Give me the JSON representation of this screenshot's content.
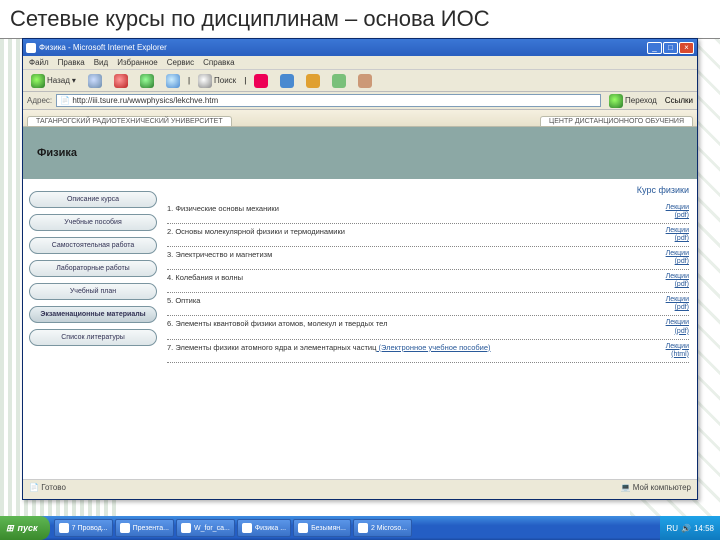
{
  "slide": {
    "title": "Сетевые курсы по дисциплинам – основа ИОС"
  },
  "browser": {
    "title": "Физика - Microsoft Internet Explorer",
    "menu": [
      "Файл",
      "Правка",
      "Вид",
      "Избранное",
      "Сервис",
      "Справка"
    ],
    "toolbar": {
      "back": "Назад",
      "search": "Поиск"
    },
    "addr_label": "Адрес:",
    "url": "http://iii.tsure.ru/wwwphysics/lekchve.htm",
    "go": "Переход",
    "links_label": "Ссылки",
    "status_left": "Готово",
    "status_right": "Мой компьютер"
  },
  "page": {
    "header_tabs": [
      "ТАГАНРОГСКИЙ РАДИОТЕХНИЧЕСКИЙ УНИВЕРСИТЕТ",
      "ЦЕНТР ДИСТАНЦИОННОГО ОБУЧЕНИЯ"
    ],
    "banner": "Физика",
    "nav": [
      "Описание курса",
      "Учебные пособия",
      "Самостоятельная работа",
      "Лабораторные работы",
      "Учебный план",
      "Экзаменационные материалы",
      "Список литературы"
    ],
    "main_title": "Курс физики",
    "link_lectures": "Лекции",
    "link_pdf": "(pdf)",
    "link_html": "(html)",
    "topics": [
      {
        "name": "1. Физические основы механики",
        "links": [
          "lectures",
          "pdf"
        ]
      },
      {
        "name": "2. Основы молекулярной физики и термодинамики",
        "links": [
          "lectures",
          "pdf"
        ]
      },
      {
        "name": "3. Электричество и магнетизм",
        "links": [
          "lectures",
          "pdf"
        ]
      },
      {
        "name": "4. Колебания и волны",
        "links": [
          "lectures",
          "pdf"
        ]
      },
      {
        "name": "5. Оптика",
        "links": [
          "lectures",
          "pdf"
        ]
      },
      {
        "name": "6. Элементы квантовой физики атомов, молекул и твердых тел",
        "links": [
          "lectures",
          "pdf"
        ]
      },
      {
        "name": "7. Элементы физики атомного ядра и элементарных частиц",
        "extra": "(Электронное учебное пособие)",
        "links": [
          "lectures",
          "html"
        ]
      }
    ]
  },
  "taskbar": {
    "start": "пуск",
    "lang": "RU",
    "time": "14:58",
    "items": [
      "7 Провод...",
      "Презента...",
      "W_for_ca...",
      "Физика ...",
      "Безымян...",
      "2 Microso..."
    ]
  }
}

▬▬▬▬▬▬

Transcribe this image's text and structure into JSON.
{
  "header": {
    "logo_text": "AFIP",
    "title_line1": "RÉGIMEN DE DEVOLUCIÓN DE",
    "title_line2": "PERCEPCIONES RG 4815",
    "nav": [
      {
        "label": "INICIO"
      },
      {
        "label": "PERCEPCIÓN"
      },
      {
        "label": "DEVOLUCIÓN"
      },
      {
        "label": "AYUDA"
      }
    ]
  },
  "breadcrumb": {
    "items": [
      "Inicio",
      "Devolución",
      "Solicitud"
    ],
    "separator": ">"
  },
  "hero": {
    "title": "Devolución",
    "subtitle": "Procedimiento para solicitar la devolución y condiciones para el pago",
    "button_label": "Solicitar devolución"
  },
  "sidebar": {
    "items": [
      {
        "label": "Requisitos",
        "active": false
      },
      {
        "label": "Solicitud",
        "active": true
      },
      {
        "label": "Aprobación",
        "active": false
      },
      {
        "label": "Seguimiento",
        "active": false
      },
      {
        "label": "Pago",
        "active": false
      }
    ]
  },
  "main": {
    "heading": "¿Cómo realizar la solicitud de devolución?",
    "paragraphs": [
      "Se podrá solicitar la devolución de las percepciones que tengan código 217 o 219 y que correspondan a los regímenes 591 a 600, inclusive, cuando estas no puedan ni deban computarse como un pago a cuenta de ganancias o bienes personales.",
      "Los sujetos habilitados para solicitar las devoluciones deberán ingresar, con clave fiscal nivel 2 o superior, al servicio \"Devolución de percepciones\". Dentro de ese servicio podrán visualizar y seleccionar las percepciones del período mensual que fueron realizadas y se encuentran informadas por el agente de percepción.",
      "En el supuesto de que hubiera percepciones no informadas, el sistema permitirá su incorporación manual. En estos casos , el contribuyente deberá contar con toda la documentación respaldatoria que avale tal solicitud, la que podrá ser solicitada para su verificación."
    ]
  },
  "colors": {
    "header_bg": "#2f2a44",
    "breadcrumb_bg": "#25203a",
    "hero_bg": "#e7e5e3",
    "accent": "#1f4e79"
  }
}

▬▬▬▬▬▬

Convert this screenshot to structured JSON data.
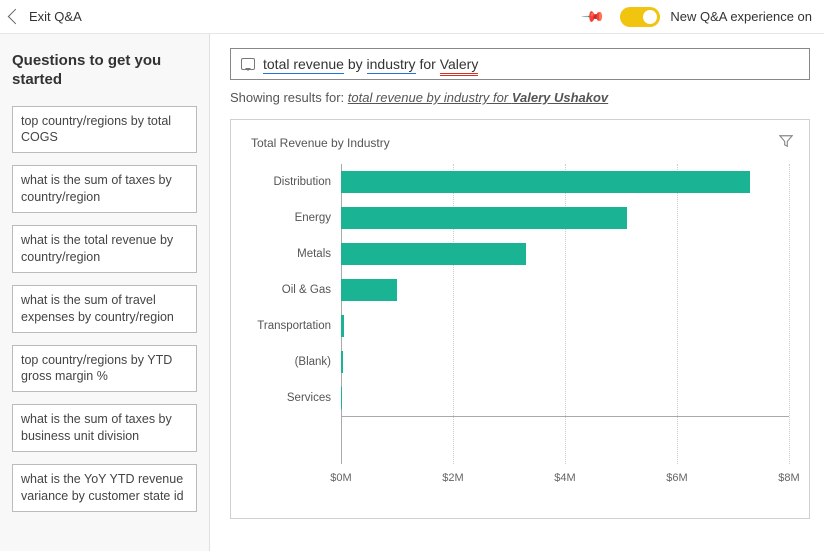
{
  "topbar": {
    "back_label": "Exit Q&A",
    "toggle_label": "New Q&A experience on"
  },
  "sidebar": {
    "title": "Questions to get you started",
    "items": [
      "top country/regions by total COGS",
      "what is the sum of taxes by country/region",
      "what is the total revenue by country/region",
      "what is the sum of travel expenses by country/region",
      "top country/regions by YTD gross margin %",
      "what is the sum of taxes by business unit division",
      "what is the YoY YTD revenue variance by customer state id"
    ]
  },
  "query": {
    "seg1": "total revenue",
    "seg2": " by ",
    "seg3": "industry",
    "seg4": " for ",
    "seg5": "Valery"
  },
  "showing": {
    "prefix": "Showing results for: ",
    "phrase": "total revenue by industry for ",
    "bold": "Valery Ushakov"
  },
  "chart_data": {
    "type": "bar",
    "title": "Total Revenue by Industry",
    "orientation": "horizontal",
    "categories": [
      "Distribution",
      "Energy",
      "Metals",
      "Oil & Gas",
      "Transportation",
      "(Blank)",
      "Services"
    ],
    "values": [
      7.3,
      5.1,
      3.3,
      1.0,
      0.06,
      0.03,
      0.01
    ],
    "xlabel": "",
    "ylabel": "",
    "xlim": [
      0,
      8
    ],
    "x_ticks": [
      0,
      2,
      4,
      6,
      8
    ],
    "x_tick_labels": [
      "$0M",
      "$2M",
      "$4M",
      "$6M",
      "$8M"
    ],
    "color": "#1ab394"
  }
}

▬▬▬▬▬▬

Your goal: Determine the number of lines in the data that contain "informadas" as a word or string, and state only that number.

Answer to the exercise: 2